    $\begingroup$ A linear function is one that satisfies $f(\lambda x) = \lambda f(x)$, for all appropriate scalars $\lambda$, and $f(x+y) = f(x)+f(y)$. This presupposes that $\lambda x$ and $x+y$ make sense, of course. People often use the term linear for an affine function (constant plus a linear function). I'm not sure what you meant by an 'inversely proportional function'. $\endgroup$ – copper.hat Oct 3 '12 at 16:07
  • $\begingroup$ Thanks, I fixed the inversely proportional function - wrote it wrong the first time. $\endgroup$ – Bob Oct 3 '12 at 16:08
  • $\begingroup$ $\frac{a}{2x} \neq 2 \frac{a}{x}$. So $f(2x) \neq 2 f(x)$. $\endgroup$ – copper.hat Oct 3 '12 at 16:09
  • $\begingroup$ For avoiding of any confusion, always think about what's the domain and range of your function. $\endgroup$ – Jack Oct 3 '12 at 16:09

A function $f$ is linear iff $f(ax)=af(x)$ and $f(x+y) =f(x) + f(y)$. This is sometimes written as one rule in the form: $$f(ax + by) = af(x)+bf(y)$$

A line has the property, so do planes. I don't know if you've studied calculus but even the derivative is linear: $$\frac{d}{dx}(af(x)+bg(x))=af'(x)+bf'(x)$$
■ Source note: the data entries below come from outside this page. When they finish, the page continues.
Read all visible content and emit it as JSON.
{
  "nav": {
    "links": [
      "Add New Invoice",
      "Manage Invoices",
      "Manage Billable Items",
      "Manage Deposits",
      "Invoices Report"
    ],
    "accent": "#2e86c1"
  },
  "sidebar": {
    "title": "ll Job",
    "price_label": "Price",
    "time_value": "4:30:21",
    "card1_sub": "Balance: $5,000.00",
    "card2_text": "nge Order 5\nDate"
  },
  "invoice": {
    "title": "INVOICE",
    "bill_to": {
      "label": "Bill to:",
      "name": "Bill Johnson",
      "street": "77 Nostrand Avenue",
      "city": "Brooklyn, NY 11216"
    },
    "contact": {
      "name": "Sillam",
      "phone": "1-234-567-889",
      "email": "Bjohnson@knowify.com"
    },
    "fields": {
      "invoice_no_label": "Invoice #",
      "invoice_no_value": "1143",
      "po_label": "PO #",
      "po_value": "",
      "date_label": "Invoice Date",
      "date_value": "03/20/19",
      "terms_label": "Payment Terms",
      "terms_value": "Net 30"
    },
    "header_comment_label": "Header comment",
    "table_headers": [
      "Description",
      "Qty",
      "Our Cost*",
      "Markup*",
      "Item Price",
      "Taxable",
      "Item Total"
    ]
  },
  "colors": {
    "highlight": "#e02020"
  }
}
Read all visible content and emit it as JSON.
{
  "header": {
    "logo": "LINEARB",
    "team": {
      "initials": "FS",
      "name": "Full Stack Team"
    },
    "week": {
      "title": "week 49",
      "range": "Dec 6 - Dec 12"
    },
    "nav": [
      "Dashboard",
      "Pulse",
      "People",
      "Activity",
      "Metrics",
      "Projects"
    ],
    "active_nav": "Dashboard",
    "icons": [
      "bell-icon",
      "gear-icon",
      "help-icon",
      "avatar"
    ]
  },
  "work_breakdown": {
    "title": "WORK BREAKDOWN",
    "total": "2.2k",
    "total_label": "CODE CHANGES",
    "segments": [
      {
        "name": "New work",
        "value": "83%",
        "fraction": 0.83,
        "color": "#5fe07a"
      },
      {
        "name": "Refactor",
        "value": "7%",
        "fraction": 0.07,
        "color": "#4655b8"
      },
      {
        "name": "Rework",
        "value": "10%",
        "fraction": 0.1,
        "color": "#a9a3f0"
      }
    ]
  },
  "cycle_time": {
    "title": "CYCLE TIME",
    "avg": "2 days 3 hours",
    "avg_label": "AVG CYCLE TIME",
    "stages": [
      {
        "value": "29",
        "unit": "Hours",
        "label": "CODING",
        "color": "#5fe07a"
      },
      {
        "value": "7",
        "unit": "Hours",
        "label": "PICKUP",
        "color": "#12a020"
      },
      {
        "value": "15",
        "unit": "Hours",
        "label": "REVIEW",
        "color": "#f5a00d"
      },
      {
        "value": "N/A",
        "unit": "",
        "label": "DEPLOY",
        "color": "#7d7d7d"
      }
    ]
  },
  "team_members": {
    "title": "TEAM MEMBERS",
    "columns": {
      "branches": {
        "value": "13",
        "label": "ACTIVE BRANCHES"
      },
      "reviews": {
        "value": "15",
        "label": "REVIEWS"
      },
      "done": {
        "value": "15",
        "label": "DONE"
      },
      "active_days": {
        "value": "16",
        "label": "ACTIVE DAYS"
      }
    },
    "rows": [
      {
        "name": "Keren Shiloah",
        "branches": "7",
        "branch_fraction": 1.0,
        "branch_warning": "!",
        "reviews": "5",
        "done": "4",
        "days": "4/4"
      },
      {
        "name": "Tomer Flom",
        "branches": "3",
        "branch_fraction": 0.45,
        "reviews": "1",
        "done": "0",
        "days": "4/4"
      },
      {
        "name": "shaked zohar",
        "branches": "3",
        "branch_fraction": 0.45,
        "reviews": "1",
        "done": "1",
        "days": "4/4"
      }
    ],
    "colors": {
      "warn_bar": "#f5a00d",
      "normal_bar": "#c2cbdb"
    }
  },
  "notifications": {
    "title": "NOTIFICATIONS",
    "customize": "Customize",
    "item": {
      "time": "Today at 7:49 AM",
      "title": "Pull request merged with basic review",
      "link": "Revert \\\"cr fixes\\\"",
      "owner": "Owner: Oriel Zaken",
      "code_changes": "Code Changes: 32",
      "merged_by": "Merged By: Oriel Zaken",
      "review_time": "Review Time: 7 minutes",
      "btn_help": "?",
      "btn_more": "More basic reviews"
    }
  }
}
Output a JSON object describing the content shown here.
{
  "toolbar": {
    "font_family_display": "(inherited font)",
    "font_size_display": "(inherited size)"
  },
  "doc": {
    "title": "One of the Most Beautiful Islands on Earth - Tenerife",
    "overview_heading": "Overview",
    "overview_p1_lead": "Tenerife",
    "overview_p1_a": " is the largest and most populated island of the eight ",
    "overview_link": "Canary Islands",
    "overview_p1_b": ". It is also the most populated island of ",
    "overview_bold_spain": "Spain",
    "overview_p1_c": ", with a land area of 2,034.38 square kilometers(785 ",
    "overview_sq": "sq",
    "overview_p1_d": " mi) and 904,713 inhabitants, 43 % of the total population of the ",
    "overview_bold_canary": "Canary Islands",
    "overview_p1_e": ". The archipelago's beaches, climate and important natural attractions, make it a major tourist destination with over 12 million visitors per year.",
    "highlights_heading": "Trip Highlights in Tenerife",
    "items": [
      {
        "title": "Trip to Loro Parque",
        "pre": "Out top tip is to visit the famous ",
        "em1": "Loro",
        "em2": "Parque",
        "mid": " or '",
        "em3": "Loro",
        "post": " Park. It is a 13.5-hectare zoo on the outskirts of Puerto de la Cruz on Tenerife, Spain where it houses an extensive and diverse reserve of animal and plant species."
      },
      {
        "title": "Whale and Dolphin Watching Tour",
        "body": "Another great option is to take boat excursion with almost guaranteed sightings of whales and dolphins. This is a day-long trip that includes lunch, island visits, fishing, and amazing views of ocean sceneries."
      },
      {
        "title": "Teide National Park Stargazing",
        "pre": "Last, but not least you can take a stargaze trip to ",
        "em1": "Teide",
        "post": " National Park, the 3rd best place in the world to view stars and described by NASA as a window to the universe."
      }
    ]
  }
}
  • $\begingroup$ In precalc a function is often defined as linear if it can be written in the form $f(x)=mx+b$. But the definition in the comments and the answers above are always used in more advanced math. $\endgroup$ – Stefan Smith Oct 3 '12 at 22:35

Your Answer

By clicking “Post Your Answer”, you agree to our terms of service, privacy policy and cookie policy

Not the answer you're looking for? Browse other questions tagged or ask your own question.